··· Information shown ···

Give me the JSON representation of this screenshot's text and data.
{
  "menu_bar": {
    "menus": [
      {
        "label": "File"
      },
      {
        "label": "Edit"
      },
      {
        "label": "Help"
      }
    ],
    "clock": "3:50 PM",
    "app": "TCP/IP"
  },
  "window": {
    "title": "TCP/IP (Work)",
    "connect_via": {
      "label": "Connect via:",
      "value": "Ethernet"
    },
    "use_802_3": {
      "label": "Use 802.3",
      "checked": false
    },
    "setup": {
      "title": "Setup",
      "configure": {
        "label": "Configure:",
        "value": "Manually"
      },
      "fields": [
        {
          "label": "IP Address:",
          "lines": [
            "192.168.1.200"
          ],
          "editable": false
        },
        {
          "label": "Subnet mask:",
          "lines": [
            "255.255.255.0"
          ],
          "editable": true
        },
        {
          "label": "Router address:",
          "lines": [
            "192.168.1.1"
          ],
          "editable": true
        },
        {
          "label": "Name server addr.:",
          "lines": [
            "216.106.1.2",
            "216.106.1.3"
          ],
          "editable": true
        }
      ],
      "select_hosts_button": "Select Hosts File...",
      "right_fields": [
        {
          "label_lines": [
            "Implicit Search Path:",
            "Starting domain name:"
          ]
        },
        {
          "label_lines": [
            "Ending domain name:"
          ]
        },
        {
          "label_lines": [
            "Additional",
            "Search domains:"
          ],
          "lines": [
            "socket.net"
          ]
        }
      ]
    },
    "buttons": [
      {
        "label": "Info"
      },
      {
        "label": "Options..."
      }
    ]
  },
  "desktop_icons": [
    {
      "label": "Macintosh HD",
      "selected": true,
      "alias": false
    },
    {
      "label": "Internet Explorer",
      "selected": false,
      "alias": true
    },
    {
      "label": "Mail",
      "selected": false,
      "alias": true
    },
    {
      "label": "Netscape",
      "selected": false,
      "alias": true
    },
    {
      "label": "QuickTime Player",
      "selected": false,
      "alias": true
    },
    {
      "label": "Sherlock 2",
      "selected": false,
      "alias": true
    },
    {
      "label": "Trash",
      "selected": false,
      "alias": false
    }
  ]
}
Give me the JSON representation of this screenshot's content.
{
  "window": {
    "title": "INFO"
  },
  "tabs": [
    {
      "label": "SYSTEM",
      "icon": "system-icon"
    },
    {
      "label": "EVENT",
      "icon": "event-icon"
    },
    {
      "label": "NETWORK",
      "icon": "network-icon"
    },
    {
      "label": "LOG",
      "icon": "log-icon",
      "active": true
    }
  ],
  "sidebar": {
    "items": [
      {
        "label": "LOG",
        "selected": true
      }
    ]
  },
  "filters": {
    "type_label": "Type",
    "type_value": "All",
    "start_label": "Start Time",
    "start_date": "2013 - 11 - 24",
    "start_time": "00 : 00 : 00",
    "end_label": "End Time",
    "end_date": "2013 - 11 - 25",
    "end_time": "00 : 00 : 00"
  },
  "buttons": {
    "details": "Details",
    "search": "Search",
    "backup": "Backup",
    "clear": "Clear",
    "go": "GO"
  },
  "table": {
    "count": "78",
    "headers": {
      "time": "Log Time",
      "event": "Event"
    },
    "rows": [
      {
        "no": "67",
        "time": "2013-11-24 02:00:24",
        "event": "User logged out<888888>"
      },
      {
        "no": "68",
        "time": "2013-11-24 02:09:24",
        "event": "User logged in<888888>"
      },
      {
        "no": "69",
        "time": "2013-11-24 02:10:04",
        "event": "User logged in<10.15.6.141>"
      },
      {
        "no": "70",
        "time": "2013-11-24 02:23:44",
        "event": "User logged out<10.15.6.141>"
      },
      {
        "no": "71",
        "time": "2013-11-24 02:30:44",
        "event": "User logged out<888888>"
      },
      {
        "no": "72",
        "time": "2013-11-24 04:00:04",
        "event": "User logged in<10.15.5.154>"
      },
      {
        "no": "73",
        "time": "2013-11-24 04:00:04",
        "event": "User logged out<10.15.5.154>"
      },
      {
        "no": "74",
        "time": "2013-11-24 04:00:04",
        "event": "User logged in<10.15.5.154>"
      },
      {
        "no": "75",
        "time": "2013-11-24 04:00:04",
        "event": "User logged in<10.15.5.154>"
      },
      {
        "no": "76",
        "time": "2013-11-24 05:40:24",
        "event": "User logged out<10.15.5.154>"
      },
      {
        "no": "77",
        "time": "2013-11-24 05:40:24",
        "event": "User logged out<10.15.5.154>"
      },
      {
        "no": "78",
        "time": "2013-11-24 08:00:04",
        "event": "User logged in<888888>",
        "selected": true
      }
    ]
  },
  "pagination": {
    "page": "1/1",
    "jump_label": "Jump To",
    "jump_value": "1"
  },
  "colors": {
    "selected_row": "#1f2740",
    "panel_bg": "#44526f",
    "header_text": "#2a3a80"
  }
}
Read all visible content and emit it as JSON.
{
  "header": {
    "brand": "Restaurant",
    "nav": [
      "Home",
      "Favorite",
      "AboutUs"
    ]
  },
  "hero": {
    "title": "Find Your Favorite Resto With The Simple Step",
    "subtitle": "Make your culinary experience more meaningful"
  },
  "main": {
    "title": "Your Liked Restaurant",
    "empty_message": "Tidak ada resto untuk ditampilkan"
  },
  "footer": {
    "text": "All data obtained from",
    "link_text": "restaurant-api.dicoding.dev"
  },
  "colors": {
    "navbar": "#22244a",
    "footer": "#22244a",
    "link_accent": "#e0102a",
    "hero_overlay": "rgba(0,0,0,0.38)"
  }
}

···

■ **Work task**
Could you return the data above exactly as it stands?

■ **Reply**
Give me the JSON representation of this screenshot's text and data.
{
  "menu_bar": {
    "menus": [
      {
        "label": "File"
      },
      {
        "label": "Edit"
      },
      {
        "label": "Help"
      }
    ],
    "clock": "3:50 PM",
    "app": "TCP/IP"
  },
  "window": {
    "title": "TCP/IP (Work)",
    "connect_via": {
      "label": "Connect via:",
      "value": "Ethernet"
    },
    "use_802_3": {
      "label": "Use 802.3",
      "checked": false
    },
    "setup": {
      "title": "Setup",
      "configure": {
        "label": "Configure:",
        "value": "Manually"
      },
      "fields": [
        {
          "label": "IP Address:",
          "lines": [
            "192.168.1.200"
          ],
          "editable": false
        },
        {
          "label": "Subnet mask:",
          "lines": [
            "255.255.255.0"
          ],
          "editable": true
        },
        {
          "label": "Router address:",
          "lines": [
            "192.168.1.1"
          ],
          "editable": true
        },
        {
          "label": "Name server addr.:",
          "lines": [
            "216.106.1.2",
            "216.106.1.3"
          ],
          "editable": true
        }
      ],
      "select_hosts_button": "Select Hosts File...",
      "right_fields": [
        {
          "label_lines": [
            "Implicit Search Path:",
            "Starting domain name:"
          ]
        },
        {
          "label_lines": [
            "Ending domain name:"
          ]
        },
        {
          "label_lines": [
            "Additional",
            "Search domains:"
          ],
          "lines": [
            "socket.net"
          ]
        }
      ]
    },
    "buttons": [
      {
        "label": "Info"
      },
      {
        "label": "Options..."
      }
    ]
  },
  "desktop_icons": [
    {
      "label": "Macintosh HD",
      "selected": true,
      "alias": false
    },
    {
      "label": "Internet Explorer",
      "selected": false,
      "alias": true
    },
    {
      "label": "Mail",
      "selected": false,
      "alias": true
    },
    {
      "label": "Netscape",
      "selected": false,
      "alias": true
    },
    {
      "label": "QuickTime Player",
      "selected": false,
      "alias": true
    },
    {
      "label": "Sherlock 2",
      "selected": false,
      "alias": true
    },
    {
      "label": "Trash",
      "selected": false,
      "alias": false
    }
  ]
}
Give me the JSON representation of this screenshot's content.
{
  "window": {
    "title": "INFO"
  },
  "tabs": [
    {
      "label": "SYSTEM",
      "icon": "system-icon"
    },
    {
      "label": "EVENT",
      "icon": "event-icon"
    },
    {
      "label": "NETWORK",
      "icon": "network-icon"
    },
    {
      "label": "LOG",
      "icon": "log-icon",
      "active": true
    }
  ],
  "sidebar": {
    "items": [
      {
        "label": "LOG",
        "selected": true
      }
    ]
  },
  "filters": {
    "type_label": "Type",
    "type_value": "All",
    "start_label": "Start Time",
    "start_date": "2013 - 11 - 24",
    "start_time": "00 : 00 : 00",
    "end_label": "End Time",
    "end_date": "2013 - 11 - 25",
    "end_time": "00 : 00 : 00"
  },
  "buttons": {
    "details": "Details",
    "search": "Search",
    "backup": "Backup",
    "clear": "Clear",
    "go": "GO"
  },
  "table": {
    "count": "78",
    "headers": {
      "time": "Log Time",
      "event": "Event"
    },
    "rows": [
      {
        "no": "67",
        "time": "2013-11-24 02:00:24",
        "event": "User logged out<888888>"
      },
      {
        "no": "68",
        "time": "2013-11-24 02:09:24",
        "event": "User logged in<888888>"
      },
      {
        "no": "69",
        "time": "2013-11-24 02:10:04",
        "event": "User logged in<10.15.6.141>"
      },
      {
        "no": "70",
        "time": "2013-11-24 02:23:44",
        "event": "User logged out<10.15.6.141>"
      },
      {
        "no": "71",
        "time": "2013-11-24 02:30:44",
        "event": "User logged out<888888>"
      },
      {
        "no": "72",
        "time": "2013-11-24 04:00:04",
        "event": "User logged in<10.15.5.154>"
      },
      {
        "no": "73",
        "time": "2013-11-24 04:00:04",
        "event": "User logged out<10.15.5.154>"
      },
      {
        "no": "74",
        "time": "2013-11-24 04:00:04",
        "event": "User logged in<10.15.5.154>"
      },
      {
        "no": "75",
        "time": "2013-11-24 04:00:04",
        "event": "User logged in<10.15.5.154>"
      },
      {
        "no": "76",
        "time": "2013-11-24 05:40:24",
        "event": "User logged out<10.15.5.154>"
      },
      {
        "no": "77",
        "time": "2013-11-24 05:40:24",
        "event": "User logged out<10.15.5.154>"
      },
      {
        "no": "78",
        "time": "2013-11-24 08:00:04",
        "event": "User logged in<888888>",
        "selected": true
      }
    ]
  },
  "pagination": {
    "page": "1/1",
    "jump_label": "Jump To",
    "jump_value": "1"
  },
  "colors": {
    "selected_row": "#1f2740",
    "panel_bg": "#44526f",
    "header_text": "#2a3a80"
  }
}
Read all visible content and emit it as JSON.
{
  "header": {
    "brand": "Restaurant",
    "nav": [
      "Home",
      "Favorite",
      "AboutUs"
    ]
  },
  "hero": {
    "title": "Find Your Favorite Resto With The Simple Step",
    "subtitle": "Make your culinary experience more meaningful"
  },
  "main": {
    "title": "Your Liked Restaurant",
    "empty_message": "Tidak ada resto untuk ditampilkan"
  },
  "footer": {
    "text": "All data obtained from",
    "link_text": "restaurant-api.dicoding.dev"
  },
  "colors": {
    "navbar": "#22244a",
    "footer": "#22244a",
    "link_accent": "#e0102a",
    "hero_overlay": "rgba(0,0,0,0.38)"
  }
}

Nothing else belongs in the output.